Fall begins on Saturday, September 23, 2023, in the Northern Hemisphere on what is known as the autumnal equinox. The National Weather Service reports that the 2023 autumnal equinox will arrive at 2:50 a.m. EDT on September 23. Those who are especially anxious for fall to begin can wake up in the wee hours of the morning and enjoy their first comforting spiced treat of the season.
Equinoxes are days during the year when the hours of sunlight and darkness are just about equal, or lasting 12 hours each. At the moment the equinox occurs, the sun will be directly over the Earth’s equator, which contributes to this even distribution of day and nighttime hours. National Geographic describes the equinox as “the event in which a planet’s subsolar point passes through its Equator. It is when solar declination is 0 degrees.” Solar declination refers to the latitude of Earth where the sun is directly overhead at noon. The equinoxes are the only times when both the northern and southern hemispheres experience roughly equal amounts of daytime and nighttime.
After the autumnal equinox, the subsolar point continues to move south as the southern hemisphere tilts toward the sun. Around December 21, the subsolar point hits the Tropic of Capricorn (23.5 degrees S), which marks the winter (December) solstice, or the day with the fewest hours of daylight during the year in the northern hemisphere.
It’s important to note that the equinoxes and solstices are opposite in the hemispheres.
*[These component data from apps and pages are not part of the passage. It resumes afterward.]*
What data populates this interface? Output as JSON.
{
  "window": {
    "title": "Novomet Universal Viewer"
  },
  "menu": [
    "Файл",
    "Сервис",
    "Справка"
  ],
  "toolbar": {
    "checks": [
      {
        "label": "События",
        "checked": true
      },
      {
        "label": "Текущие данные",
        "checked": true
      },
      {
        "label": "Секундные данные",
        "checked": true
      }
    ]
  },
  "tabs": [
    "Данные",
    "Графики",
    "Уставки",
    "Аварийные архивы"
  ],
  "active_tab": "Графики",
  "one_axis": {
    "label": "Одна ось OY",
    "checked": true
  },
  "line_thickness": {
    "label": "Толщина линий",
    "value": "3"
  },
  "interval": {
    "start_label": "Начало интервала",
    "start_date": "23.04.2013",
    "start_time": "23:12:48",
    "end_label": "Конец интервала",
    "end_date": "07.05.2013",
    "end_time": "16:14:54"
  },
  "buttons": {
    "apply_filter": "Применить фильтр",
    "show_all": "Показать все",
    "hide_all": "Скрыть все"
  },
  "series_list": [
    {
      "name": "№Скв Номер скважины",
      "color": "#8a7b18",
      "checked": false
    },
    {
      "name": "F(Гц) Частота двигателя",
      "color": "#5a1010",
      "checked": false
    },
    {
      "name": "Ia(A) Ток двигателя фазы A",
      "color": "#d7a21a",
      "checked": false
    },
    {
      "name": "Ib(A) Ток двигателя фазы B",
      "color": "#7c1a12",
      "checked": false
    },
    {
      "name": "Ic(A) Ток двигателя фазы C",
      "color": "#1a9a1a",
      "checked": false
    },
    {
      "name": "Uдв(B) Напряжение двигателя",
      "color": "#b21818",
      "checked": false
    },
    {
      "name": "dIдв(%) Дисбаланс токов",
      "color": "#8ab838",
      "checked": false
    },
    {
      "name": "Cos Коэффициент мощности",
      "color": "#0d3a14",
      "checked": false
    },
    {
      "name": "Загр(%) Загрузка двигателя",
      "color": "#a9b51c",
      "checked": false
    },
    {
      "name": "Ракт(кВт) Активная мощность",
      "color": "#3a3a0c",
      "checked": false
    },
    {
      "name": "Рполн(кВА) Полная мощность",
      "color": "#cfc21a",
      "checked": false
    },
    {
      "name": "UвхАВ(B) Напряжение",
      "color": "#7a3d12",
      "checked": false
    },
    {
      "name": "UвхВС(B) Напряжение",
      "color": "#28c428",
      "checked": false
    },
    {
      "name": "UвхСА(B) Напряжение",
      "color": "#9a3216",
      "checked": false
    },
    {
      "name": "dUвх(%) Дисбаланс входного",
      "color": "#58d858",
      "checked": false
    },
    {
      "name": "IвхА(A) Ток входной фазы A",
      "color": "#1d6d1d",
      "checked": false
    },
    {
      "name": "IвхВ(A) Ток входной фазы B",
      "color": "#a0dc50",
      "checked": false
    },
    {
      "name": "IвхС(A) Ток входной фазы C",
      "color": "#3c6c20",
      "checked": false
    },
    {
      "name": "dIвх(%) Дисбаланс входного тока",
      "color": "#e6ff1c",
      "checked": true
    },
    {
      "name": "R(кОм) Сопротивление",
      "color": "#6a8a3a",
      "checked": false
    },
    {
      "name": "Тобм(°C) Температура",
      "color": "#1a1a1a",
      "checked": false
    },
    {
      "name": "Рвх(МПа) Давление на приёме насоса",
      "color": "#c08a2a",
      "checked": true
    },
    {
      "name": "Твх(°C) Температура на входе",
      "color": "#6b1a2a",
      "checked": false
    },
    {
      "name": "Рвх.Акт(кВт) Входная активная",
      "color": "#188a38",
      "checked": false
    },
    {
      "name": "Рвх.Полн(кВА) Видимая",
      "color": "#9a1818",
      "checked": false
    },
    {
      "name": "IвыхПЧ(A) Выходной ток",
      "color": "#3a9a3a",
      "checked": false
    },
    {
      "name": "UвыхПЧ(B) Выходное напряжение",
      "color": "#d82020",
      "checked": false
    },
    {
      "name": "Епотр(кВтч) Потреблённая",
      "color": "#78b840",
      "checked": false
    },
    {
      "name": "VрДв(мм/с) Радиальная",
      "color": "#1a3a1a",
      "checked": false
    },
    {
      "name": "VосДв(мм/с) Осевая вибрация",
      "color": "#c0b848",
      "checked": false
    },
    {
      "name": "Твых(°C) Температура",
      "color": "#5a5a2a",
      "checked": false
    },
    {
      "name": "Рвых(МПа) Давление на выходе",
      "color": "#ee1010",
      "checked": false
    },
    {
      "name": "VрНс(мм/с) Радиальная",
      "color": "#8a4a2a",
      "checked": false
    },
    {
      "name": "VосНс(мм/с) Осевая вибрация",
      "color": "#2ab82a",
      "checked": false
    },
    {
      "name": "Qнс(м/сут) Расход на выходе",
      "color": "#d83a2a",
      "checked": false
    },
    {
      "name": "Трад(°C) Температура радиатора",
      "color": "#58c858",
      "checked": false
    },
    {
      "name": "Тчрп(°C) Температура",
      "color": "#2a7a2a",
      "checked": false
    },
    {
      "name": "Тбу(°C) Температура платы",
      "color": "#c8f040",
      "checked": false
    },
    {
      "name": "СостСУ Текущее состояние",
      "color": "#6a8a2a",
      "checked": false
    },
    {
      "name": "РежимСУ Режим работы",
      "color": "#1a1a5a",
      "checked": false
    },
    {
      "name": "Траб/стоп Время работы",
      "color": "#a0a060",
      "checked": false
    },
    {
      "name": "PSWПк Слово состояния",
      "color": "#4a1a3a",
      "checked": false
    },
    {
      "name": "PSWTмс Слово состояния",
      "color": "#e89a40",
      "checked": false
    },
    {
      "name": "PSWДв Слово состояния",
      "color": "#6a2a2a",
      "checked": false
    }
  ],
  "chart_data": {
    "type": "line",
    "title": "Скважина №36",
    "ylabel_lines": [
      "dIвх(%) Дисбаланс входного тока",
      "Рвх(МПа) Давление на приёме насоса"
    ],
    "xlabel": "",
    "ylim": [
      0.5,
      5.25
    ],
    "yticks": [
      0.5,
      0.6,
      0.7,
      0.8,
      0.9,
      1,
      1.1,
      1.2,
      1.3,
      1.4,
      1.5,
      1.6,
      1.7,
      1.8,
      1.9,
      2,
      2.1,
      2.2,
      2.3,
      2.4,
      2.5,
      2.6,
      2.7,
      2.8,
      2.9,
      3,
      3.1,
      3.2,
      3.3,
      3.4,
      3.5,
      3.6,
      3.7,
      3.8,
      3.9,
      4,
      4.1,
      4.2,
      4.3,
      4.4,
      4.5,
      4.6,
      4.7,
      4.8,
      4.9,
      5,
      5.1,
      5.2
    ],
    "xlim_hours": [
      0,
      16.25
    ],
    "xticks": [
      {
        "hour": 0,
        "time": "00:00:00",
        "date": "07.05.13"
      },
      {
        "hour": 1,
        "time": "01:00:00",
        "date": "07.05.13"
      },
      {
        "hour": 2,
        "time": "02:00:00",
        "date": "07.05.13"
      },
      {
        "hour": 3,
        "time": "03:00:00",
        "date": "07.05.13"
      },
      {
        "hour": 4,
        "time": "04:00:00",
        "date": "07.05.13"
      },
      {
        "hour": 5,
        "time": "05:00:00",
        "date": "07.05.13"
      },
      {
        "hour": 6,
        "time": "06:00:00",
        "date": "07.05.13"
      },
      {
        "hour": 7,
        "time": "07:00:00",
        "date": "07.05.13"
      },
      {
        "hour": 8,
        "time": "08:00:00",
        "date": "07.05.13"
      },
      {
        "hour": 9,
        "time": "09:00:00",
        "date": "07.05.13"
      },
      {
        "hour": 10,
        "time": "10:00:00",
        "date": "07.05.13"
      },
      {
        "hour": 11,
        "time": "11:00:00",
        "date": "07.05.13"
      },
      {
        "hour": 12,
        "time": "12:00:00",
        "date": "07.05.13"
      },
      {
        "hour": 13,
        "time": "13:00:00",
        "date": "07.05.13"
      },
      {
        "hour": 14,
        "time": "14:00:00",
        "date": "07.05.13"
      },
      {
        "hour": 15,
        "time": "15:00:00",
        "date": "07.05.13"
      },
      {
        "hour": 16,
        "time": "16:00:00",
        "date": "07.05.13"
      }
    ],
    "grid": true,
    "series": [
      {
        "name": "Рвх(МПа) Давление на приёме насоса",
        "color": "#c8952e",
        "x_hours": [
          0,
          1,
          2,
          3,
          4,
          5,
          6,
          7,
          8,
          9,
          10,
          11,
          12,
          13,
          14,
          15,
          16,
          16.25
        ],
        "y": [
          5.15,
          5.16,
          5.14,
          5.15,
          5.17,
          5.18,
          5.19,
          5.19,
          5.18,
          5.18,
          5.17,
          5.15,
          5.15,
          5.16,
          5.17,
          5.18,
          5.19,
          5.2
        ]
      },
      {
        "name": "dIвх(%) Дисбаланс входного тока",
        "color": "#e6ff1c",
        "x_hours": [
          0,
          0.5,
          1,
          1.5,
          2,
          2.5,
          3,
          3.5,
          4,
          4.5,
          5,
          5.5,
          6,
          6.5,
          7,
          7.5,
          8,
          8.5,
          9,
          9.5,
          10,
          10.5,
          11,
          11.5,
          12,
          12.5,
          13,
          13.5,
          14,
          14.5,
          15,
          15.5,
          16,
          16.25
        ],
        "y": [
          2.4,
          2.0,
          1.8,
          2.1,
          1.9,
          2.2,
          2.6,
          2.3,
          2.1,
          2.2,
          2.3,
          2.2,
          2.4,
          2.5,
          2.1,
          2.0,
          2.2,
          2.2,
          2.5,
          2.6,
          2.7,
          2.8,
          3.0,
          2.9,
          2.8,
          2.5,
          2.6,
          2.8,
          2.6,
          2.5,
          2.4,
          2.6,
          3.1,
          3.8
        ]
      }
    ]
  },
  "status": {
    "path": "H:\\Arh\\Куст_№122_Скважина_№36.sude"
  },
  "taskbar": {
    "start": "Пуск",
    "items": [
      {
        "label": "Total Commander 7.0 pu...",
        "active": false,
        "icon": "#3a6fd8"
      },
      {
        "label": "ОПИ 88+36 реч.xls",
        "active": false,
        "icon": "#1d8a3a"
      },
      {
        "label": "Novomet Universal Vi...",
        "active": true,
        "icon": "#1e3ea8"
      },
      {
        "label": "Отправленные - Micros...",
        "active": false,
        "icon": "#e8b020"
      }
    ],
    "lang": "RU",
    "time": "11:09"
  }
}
The northern hemisphere’s fall equinox occurs on the same day as the southern hemisphere’s vernal (spring) equinox.